- _Task objective_
Every line below that mentions the word "options" should be copied out.

(Beginning of Information)

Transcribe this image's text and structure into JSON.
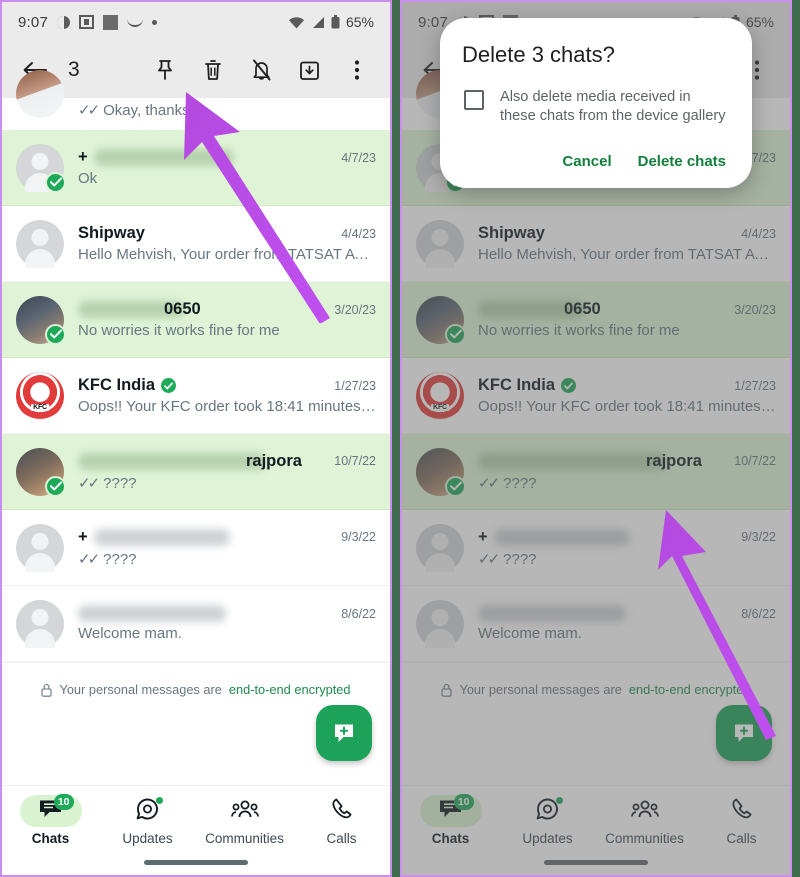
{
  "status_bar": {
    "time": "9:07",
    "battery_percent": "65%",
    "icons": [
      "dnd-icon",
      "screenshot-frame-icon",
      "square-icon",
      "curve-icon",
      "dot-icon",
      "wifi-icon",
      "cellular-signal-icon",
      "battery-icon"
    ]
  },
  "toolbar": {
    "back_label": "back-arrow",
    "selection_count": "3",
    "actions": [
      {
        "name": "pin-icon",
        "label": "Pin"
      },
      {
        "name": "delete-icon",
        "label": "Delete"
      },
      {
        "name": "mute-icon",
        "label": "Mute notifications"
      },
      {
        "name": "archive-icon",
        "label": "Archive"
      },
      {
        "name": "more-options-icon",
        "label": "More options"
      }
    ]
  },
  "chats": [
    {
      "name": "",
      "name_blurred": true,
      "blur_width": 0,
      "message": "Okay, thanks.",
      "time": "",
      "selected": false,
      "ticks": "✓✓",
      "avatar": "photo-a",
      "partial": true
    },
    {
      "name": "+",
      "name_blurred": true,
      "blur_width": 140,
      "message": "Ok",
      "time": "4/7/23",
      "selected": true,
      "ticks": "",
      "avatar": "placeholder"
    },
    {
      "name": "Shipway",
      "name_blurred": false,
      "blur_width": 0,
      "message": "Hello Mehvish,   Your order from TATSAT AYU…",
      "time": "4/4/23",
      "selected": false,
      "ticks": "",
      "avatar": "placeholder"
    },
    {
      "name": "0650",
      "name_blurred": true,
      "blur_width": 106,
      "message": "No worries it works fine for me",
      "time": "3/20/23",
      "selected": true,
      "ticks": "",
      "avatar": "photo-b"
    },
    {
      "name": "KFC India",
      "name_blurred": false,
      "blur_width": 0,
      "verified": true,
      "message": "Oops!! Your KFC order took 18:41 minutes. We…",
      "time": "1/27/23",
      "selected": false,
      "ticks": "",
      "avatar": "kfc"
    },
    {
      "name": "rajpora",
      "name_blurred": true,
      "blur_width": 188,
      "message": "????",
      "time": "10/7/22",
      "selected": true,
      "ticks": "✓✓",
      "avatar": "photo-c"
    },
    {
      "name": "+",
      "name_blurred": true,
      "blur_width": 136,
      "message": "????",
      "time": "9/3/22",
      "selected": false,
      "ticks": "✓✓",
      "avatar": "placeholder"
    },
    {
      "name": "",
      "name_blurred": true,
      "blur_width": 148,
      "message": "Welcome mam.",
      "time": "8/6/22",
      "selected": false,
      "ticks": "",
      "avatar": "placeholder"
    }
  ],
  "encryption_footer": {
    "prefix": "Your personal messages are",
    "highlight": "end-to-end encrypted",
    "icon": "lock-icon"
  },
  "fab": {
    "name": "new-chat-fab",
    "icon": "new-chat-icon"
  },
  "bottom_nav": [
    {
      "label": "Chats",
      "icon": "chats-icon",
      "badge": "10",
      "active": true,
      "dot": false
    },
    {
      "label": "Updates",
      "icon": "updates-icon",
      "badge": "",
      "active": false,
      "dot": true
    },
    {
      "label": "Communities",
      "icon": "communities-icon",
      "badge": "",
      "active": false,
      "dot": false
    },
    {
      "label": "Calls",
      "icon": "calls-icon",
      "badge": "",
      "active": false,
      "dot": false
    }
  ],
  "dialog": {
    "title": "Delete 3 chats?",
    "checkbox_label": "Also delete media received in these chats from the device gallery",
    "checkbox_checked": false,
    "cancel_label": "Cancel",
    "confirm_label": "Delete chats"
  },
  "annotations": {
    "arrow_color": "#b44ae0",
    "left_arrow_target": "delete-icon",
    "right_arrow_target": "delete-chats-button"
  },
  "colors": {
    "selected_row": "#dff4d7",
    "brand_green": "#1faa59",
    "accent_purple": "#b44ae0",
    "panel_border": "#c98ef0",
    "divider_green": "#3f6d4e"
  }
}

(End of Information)

- _Response area_
        "name": "more-options-icon",
        "label": "More options"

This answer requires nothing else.